Sorry Day protests removal of Aboriginal children

Protesters at Sorry Day in Melbourne. Photo: Ronny Kareni.

Aboriginal people and their supporters took to the streets on National Sorry Day on May 26 to protest against government departments taking Aboriginal children from their families. Actions took place in 15 towns and cities around the country.

The rally in Sydney was organised by Grandmothers Against Removals, Indigenous Social Justice Association and the Stop The Intervention Collective Sydney.

Sorry Day is commemorated on May 26 because that is the anniversary of the release of the Bringing Them Home report in 1997. The report revealed the horrors of the assimilation policy enacted against Aboriginal people and uncovered the extent of stolen generations of the past century.

Organisers of the rally said in a statement: “Bringing Them Home also sounded the alarm that an unacceptable number of Aboriginal children were still being removed by child welfare agencies. Driving these removals is the entrenched poverty faced by communities ...

“Since then, the number of our children being removed has exploded — from 2785 in 1997 to 13,914 last year. In NSW, 10% of Aboriginal children are in 'out of home care'. Across the country, it is almost 6% of Aboriginal children, more than 10 times the non-Indigenous rate, and the figure is rising every year.

“Removals that are happening now are no different to those in the 20th century. Police are regularly sent with weapons to rip our children away. Mothers who fight back are jailed. Babies are taken from their mothers at birth. Some children in remote communities are placed on aircraft and flown hundreds, or even thousands of kilometres away from their families to be placed with non-Aboriginal carers.”

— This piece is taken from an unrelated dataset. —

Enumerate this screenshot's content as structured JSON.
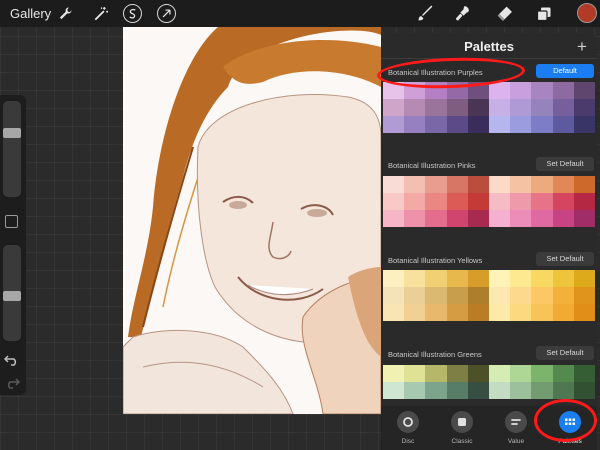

About 100 people rallied outside the Department of Family and Community Services in Sydney. Speakers were those who had suffered as children, or whose children had been taken from them.

Uncle Albert chaired the rally and said: “This office came and removed my child. They call it a lucky country, but for native people, this country is very restricted. We are protesting because DoCS has been taking our children.”

NSW Greens MLC David Shoebridge told the rally: “This is a united day of action to bring people home, but also to put meat on the bones of the word sorry. Since the Bringing Them Home report there has been a nominal commitment that they would never do it again. But the stolen generation never stopped in 1997 when the report was released.

“From 1997 till now the number of Aboriginal kids put in state care has had a five-fold increase. They are removing kids at a greater rate than the peak of assimilation policy in the 40s, 50s. It's an indictment that I am the only MP here. No one else is willing to confront this.”

After the rally several Aboriginal activists occupied the Redfern block and established an Aboriginal tent embassy, demanding public housing for Aboriginal people be rebuilt in the area where it was torn down.